Records from a dataset

☆ ☆ ☆ ☆ ☆ ☆ ☆

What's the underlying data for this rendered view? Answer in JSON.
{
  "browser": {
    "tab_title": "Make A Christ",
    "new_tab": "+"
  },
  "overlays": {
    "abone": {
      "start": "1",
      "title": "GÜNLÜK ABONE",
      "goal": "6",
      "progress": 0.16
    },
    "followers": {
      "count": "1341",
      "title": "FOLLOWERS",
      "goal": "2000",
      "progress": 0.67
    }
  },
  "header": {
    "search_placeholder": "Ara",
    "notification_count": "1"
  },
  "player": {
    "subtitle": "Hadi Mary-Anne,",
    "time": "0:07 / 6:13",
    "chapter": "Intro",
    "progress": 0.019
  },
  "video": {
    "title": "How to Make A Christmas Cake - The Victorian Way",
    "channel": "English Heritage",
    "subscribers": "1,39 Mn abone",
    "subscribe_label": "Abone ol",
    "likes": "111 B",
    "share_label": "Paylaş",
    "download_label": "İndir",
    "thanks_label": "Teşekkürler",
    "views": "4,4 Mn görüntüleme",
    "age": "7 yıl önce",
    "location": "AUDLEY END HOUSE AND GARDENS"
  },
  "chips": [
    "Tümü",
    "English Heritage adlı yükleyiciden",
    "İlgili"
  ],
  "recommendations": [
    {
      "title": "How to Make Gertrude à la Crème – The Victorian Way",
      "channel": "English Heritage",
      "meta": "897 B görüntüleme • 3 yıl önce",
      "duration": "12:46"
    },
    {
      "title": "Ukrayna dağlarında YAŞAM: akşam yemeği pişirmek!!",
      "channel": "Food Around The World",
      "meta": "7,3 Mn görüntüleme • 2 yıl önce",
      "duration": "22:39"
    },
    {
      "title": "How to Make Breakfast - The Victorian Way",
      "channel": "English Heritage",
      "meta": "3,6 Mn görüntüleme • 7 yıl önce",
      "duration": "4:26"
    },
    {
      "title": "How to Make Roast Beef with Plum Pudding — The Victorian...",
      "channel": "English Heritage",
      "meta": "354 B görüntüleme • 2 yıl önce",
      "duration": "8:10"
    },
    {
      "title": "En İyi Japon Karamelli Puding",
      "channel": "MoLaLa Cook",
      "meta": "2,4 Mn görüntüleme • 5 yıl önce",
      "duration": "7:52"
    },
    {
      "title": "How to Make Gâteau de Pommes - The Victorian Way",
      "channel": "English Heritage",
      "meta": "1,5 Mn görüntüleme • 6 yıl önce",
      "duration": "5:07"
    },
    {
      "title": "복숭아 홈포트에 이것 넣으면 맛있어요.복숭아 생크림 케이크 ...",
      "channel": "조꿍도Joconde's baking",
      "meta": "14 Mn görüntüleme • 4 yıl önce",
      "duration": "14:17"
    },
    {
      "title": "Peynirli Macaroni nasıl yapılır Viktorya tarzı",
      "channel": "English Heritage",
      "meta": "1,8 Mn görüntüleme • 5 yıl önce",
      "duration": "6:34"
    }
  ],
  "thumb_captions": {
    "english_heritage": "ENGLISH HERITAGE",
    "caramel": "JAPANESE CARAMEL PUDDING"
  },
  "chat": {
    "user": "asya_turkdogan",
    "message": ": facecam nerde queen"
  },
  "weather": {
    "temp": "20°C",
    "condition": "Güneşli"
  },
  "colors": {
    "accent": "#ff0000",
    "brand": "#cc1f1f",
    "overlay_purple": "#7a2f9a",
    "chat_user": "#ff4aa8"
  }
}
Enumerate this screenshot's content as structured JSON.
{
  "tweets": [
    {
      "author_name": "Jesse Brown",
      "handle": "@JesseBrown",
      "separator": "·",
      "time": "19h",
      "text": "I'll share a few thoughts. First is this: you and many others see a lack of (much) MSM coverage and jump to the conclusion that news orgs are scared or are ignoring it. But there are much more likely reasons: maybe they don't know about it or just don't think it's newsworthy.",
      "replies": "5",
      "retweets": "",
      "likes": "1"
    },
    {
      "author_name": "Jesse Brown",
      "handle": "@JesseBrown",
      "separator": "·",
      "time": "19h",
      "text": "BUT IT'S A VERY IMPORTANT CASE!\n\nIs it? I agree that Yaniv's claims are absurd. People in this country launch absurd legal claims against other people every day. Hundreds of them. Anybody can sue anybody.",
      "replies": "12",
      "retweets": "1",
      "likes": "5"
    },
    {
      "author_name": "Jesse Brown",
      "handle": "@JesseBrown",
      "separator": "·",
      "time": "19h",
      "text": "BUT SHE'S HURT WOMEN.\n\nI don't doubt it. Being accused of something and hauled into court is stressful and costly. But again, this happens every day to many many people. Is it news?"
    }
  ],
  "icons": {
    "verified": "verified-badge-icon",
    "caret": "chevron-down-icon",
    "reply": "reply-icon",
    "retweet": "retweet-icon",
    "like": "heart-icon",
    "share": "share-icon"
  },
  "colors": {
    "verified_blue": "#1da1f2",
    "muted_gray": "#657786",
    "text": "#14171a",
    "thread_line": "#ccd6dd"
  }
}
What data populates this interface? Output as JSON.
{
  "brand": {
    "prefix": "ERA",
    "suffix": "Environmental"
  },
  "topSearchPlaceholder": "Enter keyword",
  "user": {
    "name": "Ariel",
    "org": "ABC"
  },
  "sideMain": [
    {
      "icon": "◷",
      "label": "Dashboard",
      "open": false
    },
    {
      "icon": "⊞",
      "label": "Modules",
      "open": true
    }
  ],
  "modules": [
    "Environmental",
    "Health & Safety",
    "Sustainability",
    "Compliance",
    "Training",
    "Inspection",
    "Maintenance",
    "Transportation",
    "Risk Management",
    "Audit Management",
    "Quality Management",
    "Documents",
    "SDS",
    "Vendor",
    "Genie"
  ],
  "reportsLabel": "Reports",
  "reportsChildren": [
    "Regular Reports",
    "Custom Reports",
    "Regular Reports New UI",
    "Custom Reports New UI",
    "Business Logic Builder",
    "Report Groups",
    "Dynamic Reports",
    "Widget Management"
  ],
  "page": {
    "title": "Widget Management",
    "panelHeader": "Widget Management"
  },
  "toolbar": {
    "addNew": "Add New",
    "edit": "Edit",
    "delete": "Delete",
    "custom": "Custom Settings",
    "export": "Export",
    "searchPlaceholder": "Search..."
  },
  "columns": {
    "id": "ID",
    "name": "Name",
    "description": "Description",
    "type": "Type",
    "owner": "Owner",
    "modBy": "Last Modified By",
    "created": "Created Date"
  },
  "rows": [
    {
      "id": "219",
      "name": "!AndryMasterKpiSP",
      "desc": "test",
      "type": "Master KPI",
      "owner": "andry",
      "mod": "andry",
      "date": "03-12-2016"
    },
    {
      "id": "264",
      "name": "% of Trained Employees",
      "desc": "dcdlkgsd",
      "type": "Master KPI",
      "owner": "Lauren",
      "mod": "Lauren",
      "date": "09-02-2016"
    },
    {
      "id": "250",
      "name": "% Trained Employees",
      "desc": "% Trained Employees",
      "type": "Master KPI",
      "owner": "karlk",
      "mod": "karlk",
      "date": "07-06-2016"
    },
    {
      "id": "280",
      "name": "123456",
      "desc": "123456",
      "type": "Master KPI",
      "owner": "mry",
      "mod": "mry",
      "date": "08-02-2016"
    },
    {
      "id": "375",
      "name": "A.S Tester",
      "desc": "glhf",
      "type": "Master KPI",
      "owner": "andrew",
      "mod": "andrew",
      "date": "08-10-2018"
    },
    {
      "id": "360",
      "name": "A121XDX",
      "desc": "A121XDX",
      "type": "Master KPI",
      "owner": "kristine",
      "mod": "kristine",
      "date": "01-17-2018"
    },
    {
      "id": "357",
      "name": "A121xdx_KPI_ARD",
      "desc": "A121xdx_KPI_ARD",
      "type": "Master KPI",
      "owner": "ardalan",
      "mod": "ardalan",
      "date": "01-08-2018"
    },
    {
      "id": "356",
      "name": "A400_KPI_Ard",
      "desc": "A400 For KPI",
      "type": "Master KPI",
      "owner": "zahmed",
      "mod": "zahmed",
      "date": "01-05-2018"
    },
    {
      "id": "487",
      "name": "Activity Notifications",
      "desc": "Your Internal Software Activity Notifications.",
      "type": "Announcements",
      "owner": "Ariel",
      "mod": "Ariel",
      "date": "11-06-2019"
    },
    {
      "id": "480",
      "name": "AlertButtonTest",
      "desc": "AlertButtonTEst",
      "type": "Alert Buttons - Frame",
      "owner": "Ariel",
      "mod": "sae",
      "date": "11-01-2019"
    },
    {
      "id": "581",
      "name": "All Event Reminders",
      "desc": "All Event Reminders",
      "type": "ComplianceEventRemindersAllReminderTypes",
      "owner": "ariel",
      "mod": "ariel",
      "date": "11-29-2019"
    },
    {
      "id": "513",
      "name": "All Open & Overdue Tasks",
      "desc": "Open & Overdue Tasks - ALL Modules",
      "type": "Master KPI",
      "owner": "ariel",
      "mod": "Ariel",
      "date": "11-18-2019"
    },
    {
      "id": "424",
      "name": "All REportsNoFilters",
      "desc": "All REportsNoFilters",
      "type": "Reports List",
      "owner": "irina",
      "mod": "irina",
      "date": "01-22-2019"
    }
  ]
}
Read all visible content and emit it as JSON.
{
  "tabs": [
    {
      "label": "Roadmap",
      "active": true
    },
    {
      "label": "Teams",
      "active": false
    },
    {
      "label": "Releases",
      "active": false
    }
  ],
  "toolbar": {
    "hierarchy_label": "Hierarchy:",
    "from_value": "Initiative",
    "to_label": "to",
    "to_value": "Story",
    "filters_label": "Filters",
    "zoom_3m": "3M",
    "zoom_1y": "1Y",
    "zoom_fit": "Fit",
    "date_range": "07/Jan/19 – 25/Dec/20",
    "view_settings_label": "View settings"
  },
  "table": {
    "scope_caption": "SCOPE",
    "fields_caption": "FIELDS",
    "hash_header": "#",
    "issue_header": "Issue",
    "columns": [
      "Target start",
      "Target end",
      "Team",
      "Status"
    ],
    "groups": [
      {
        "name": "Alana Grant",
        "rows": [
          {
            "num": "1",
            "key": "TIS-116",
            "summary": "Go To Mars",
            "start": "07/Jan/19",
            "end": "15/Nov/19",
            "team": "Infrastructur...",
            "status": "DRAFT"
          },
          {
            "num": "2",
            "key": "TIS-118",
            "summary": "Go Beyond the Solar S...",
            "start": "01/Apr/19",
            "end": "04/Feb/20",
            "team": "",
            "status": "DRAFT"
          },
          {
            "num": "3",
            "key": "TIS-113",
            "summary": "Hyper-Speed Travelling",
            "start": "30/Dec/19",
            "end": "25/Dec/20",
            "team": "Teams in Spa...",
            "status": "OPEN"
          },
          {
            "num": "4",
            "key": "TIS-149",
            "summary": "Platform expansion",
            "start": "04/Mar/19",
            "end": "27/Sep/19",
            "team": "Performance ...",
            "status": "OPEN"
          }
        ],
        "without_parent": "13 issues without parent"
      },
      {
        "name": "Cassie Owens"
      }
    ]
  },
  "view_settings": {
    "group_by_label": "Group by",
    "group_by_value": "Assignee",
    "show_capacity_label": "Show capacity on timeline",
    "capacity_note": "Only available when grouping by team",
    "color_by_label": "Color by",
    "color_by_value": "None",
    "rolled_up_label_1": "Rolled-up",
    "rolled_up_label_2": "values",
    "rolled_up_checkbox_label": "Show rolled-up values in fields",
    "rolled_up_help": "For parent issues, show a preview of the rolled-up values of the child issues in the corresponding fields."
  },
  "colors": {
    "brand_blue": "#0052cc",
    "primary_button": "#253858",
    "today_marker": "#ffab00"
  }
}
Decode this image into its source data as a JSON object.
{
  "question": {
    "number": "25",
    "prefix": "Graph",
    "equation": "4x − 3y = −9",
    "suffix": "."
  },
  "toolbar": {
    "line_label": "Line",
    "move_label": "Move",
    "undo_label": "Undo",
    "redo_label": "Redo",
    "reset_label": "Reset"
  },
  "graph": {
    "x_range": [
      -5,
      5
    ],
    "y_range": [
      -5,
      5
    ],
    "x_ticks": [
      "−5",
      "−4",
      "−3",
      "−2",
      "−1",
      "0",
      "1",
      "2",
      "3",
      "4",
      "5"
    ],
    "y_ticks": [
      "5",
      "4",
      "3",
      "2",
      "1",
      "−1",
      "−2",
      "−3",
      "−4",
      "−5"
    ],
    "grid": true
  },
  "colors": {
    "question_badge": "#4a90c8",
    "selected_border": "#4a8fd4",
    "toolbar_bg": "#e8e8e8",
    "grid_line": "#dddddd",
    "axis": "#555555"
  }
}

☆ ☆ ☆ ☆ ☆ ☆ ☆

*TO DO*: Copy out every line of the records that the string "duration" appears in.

*REPLY TO THE TASK*:
      "duration": "12:46"
      "duration": "22:39"
      "duration": "4:26"
      "duration": "8:10"
      "duration": "7:52"
      "duration": "5:07"
      "duration": "14:17"
      "duration": "6:34"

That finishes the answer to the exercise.